What is the W-9 form?
The IRS's Form W-9, Request for Taxpayer Identification Number and Certification, is a tax form used by US businesses to get information from independent contractors (or freelancers) based in the United States.
If you need a reminder of what this form is, read our blog article here.
The purpose of the W-9 Form is to collect information from vendors US clients hire as independent contractors and freelancers (1099 employees).
Form W-9 contains the name, address, and Social Security number or tax identification number (TIN) of a contractor. This form is not submitted to the IRS by either party, but returned to the hiring party by the contractor.
If you are a Deel user, you will be taken through the simplified flow, but the Form will match the official one.
- This is how the W-9 Form looks like:
Filling out the tax form
Please enter your details as they appear on your income tax return.
If you are filing as an individual:
Name: Enter your legally given name as shown on your income tax return.
Business Name/Disregarded Entity Name: Unless you have a business name, trade name, or a disregarded entity name, leave this field empty.
Check appropriate box for federal tax classification: Check only one box.
Exemptions — If applicable, refer to exemption codes described on pages 3-4 of the W-9 form.
Address (State, City, Address, Address 2, Zip) — For Address, include the building number and street name (e.g., "52 Market Street"). For Address 2, include the apartment, suite, unit, building, or floor number. The address must match your income tax return.
Tax identification number (TIN) — For individuals with a social security number (SSN), the TIN is equal to SSN. For an overview of all valid TINs, please see the IRS's W-9 instructions or this article.
Sign the form with your full (legal) name and fill in the date of signature.

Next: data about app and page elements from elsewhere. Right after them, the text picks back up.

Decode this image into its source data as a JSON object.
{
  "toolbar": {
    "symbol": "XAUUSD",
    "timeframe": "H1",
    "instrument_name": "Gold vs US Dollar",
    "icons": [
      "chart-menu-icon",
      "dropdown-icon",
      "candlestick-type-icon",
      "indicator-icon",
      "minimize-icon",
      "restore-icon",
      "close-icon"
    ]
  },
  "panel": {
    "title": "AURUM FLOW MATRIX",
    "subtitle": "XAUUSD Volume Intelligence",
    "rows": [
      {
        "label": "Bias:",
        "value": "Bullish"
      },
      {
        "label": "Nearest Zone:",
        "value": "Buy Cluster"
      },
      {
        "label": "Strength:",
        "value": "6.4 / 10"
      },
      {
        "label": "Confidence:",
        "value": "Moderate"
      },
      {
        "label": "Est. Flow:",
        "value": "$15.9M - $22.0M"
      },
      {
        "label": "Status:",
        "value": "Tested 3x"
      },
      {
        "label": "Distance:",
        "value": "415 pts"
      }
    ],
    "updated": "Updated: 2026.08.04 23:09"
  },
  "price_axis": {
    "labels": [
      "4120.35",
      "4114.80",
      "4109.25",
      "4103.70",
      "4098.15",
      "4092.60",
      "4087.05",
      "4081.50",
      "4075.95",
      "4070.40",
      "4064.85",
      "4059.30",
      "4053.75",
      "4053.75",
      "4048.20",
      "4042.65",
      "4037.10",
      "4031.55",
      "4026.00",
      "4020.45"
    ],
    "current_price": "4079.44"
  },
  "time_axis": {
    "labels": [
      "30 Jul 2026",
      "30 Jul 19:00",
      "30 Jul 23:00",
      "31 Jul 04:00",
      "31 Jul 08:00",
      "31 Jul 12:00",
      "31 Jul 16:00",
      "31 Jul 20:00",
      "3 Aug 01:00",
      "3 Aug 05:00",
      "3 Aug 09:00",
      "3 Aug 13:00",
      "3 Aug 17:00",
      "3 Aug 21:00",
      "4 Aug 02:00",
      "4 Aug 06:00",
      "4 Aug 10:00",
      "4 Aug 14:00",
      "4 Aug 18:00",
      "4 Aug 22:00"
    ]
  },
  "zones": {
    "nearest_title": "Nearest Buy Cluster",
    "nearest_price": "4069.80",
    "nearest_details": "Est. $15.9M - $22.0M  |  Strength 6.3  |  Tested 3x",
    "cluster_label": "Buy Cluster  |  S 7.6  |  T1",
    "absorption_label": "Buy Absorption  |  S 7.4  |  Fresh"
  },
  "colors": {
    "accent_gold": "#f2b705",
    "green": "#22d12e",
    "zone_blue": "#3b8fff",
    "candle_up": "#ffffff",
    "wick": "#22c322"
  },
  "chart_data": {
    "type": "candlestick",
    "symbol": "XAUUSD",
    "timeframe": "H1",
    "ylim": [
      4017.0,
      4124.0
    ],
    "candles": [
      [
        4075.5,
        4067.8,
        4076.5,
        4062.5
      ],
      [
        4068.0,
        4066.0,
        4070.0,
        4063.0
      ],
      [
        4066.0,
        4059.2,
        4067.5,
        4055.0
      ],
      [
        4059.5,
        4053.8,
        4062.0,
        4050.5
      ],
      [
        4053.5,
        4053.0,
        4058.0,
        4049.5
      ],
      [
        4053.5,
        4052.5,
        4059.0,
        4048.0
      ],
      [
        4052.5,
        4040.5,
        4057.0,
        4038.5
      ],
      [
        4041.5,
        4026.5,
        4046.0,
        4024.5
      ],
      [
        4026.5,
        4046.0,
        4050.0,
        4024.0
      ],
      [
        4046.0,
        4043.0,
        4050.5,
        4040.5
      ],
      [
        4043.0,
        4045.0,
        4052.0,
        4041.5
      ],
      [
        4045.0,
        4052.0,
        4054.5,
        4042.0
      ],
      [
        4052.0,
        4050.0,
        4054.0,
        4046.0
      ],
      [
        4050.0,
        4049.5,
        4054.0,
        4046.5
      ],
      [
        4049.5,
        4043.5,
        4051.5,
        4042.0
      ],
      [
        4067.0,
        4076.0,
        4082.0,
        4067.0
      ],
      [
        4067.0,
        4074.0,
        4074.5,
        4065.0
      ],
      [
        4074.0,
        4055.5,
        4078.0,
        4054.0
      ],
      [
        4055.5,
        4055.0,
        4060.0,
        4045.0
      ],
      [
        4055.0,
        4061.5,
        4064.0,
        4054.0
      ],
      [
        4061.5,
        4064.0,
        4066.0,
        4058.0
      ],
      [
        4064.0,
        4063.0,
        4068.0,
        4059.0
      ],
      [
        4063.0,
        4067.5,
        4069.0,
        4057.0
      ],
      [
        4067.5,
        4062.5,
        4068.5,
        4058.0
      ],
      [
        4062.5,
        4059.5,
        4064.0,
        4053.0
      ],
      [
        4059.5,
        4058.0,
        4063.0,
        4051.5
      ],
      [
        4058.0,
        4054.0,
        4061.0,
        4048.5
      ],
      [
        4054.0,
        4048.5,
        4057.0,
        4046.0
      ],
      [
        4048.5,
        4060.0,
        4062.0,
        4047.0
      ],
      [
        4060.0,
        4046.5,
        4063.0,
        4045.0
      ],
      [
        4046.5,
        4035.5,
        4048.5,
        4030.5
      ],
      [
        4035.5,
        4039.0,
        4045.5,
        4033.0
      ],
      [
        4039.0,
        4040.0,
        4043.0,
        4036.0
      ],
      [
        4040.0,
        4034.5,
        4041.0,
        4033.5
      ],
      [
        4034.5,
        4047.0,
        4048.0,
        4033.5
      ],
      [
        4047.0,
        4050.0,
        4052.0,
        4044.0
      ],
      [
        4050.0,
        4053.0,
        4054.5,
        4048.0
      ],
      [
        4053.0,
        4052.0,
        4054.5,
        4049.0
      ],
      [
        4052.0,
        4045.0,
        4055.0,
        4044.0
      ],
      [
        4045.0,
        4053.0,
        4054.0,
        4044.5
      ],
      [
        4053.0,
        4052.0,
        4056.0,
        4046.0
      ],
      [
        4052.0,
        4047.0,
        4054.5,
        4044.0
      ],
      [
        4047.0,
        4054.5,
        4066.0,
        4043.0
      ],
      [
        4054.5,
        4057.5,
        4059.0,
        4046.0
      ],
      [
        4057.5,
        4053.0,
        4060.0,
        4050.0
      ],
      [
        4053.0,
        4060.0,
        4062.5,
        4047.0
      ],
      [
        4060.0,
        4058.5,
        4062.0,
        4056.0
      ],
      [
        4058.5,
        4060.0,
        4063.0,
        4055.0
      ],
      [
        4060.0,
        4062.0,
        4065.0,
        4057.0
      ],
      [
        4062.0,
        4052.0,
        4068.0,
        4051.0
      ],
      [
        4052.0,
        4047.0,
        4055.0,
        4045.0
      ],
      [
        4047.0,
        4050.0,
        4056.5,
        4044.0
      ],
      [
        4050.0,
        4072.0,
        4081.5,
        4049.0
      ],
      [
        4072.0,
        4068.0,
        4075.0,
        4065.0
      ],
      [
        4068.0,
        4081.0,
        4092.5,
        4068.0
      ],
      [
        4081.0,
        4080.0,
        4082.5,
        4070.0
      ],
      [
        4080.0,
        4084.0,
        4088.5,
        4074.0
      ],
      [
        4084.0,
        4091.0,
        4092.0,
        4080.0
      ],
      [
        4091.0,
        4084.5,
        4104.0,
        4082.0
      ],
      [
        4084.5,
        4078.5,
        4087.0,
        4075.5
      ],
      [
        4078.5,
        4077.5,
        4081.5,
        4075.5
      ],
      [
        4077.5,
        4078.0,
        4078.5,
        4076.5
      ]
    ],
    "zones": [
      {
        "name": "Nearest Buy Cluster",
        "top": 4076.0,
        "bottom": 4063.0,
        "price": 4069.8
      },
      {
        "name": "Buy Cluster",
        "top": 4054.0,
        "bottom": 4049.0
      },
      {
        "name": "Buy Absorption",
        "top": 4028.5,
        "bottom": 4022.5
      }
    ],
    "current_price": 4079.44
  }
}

If you are not filing as an individual or have other special cases, please refer to the IRS's W-9 form for guidance.
Disclaimer: This article is for informational purposes only and is not intended as tax advice. IRS regulations can be subject to change, so check for updates on www.irs.gov. Consult an accountant or tax advisor for help with tax laws.